On an exploratory FAM with Albatros East Africa earlier in 2022, our group had the chance to experience Albatros’ fantastic guiding and vehicles with stops along Tanzania’s famed Northern Circuit. One very memorable stop was at Honeyguide Tarangire Camp. I hadn’t been to Tarangire National Park in more than a decade. I’m not sure why it hadn’t been part of other Northern Circuit itineraries I had done during that time, but it really is a must-see.
Best known (and rightfully so) for its huge elephant herds and prolific baobab trees, the park teems with wildlife and is awash in stunning landscapes. Honeyguide Tarangire Camp is the perfect base to explore this wilderness. Situated just 30 minutes from the park gate, the camp feels very exclusive with an absence of other vehicles and plenty of game to see. The camp’s 10 super spacious en suite tents have private decks and everything you could need including electricity, hot water on demand, luxurious beds and a fan for warm nights. It’s also eco-friendly, using solar power and leaving no footprint when dismantled.

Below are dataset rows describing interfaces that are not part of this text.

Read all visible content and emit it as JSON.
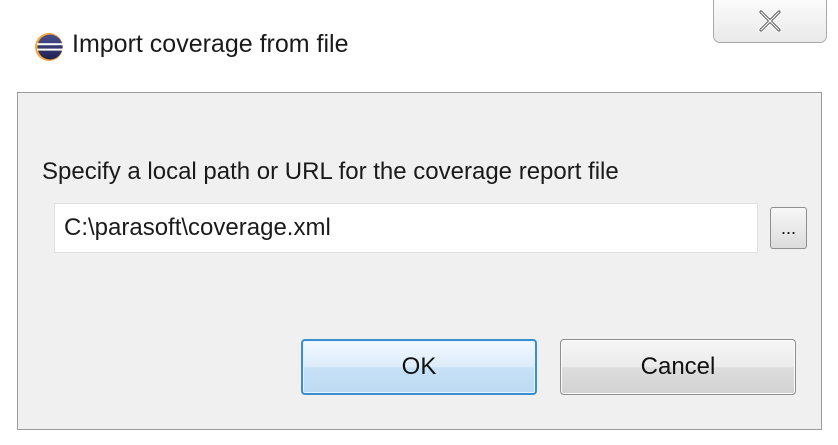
{
  "window": {
    "title": "Import coverage from file",
    "icon": "eclipse-icon",
    "close_icon": "close-icon"
  },
  "form": {
    "prompt": "Specify a local path or URL for the coverage report file",
    "path_value": "C:\\parasoft\\coverage.xml",
    "browse_label": "..."
  },
  "buttons": {
    "ok_label": "OK",
    "cancel_label": "Cancel"
  },
  "colors": {
    "dialog_background": "#f0f0f0",
    "default_button_border": "#3c8fcf"
  }
}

The hospitality at Honeyguide Tarangire makes it extra special. The camp’s staff were warm and welcoming and made it feel like a home away from home the moment we arrived. Raymond and his team took superb care of us – from the morning wake-up call with coffee and hot milk (why don’t we do this in North America??) to sundowner treats and drinks in the bush. The food is sublime – super fresh and creative, with nothing being too heavy. I asked for recipes on departure – it was that good!
The wildlife in Tarangire is fantastic. Most people will tell you to go during the dry season between July and November, and while it is spectacular then with wildlife congregating at the river, but it’s absolutely gorgeous during the green season and we had fantastic sightings. Our first was a lioness with three cubs in a dry riverbed, lazing in the sun. We also saw countless elephants (of course), having nearly every sighting to ourselves with the chance to slow down and really observe the pachyderms thriving in their natural environment. We saw loads of plains game including giraffe and oryx, as well as enjoying a lovely baboon sighting. I know not everyone loves these somewhat maligned primates, but how can you resist this face?
The birdlife in Tarangire is also awesome. I’m not a massive twitcher, but I do enjoy avian life – especially in Africa. We saw red bishop, secretary birds, crowned cranes, raptors, storks, weavers and more. It’s a great park for birdwatching.
The camp also has a super cool vintage safari vehicle. Guests staying two nights have the chance to go out on a game drive in the vehicle, followed by special sundowners in the bush.
It was hard to leave that last morning, but we had a farewell send off from one of the park’s amazing elephants. I’m so glad to be reminded of the beauty and wonder to be found in Tarangire, and even better, to have a home base there.